…or another one. Maybe he can grow into a second defensive midfielder. Count me among the people who think Chara has slipped a little – even if I can’t quite put my finger on why – but, though it’s sacrilege to say it on such a Zips-heavy roster, I don’t think Ben Zemanski’s better than a back-up. In other words, I’d lump him in with Taylor, only without Taylor’s rather impressive versatility to further recommend his employment (I’m pretty well sold on Taylor as a useful piece, obviously). If Okugo can partner well with Chara – and I’m not really bothered over the particulars of how he does it, so long as it works – I’d be happy to see him out there next to Chara. And that brings me to the next point…and there’s a quote for that:
“Nagbe is the 1st player in the Opta era (2011-) w/ an assist, 60+ pass attempts and just 1 unsuccessful pass in a single game.”

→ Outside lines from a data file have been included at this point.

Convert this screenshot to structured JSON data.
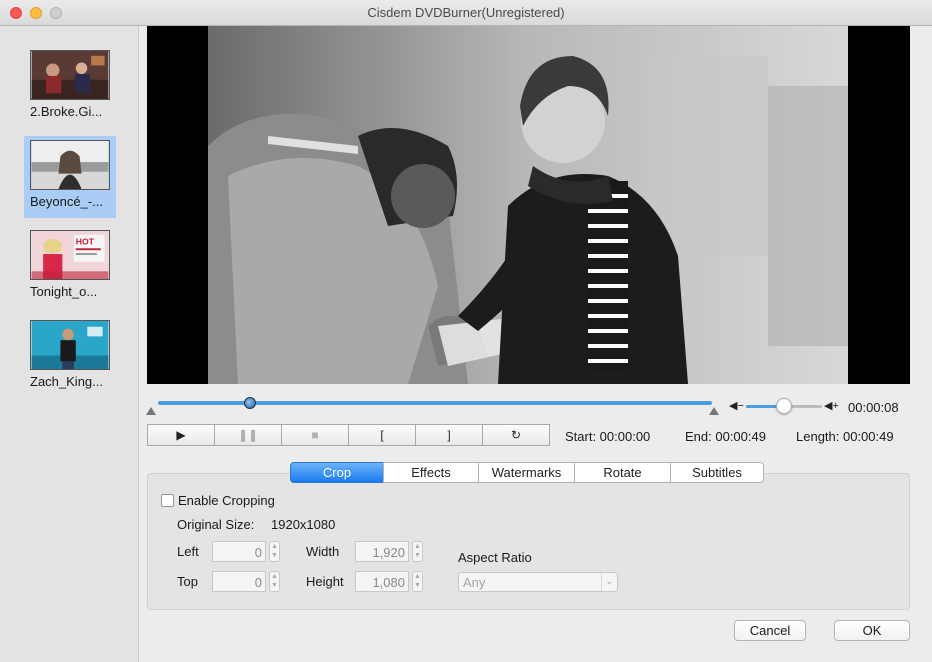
{
  "window": {
    "title": "Cisdem DVDBurner(Unregistered)"
  },
  "clips": [
    {
      "name": "2.Broke.Gi...",
      "selected": false
    },
    {
      "name": "Beyoncé_-...",
      "selected": true
    },
    {
      "name": "Tonight_o...",
      "selected": false
    },
    {
      "name": "Zach_King...",
      "selected": false
    }
  ],
  "playback": {
    "current_time": "00:00:08",
    "start_label": "Start: 00:00:00",
    "end_label": "End: 00:00:49",
    "length_label": "Length: 00:00:49",
    "progress": 0.17,
    "volume": 0.45
  },
  "controls": {
    "play": "▶",
    "pause": "❚❚",
    "stop": "■",
    "mark_in": "[",
    "mark_out": "]",
    "reset": "↻"
  },
  "tabs": [
    "Crop",
    "Effects",
    "Watermarks",
    "Rotate",
    "Subtitles"
  ],
  "active_tab": "Crop",
  "crop": {
    "enable_label": "Enable Cropping",
    "enabled": false,
    "original_size_label": "Original Size:",
    "original_size_value": "1920x1080",
    "left_label": "Left",
    "left_value": "0",
    "top_label": "Top",
    "top_value": "0",
    "width_label": "Width",
    "width_value": "1,920",
    "height_label": "Height",
    "height_value": "1,080",
    "aspect_label": "Aspect Ratio",
    "aspect_value": "Any"
  },
  "buttons": {
    "cancel": "Cancel",
    "ok": "OK"
  },
  "colors": {
    "accent": "#1b7cf0",
    "selection": "#a9cdf5"
  }
}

A guy who tweets as @TheMikeDonovan put that up today. While I don’t doubt its accuracy, I still look at it and think, “meh.” Yes, Nagbe had a lovely assist this week, he looped a great pass over the top to Valeri on the far side of goal, etc. And yet, I don’t think Nagbe fits anywhere else on the pitch better than he fits in a deeper central role. On the primary, defining level, it suits his reflexive habit of supporting the attack rather than pushing it; this drives me NUTS – Nagbe could be so fucking next-level in the attack – but his mind-set is the difference between pulling off D-Day and evacuating Dunkirk, so why not accept it and adjust around it? So, yes, I want him back there and see no reason to dally. It wouldn’t take a huge shake-up, either: I think a version of the 4-2-3-1 Portland trotted out against LA is the Timbers’ best line-up according to their personnel. With that in mind, all I’d do is…well, when the time is right and everyone’s healed and whole, is put Nagbe in the center of the three and have Melano and Valeri on either side, switching often as they like, tucking in, stretching out, etc. Behind them would be Chara and Zemanski – at least for now, because the team simply can’t forgo any form of defensive stability – in front of whatever combination among Taylor, Borchers, Okugo, and Ridgewell has the good fortune to be healthy. As noted above, I’d like to see some a little more pace in the central combination and, yeah, why not? Let’s start that shift sooner rather than later, especially now that damned, dirty fate has (again) forced the issue. Longer-term, though, I’d love to see Okugo next to Chara. Basically, Nagbe’s the supporting anchor for the attack, while Melano and Valeri just attack.
For all the doubts Timbers fans had last season, they could always look to the defense to argue that something was going right. The loss to LA, on top of the body of the season just passed, makes me think that the Timbers need to nothing more than get the defense figured out. And, hell, yes, I’m flexible. If the new left back gets in there and works out (this guy) try Valentin central. But it needs to get sorted. If it doesn’t, making the playoffs won’t matter all that much.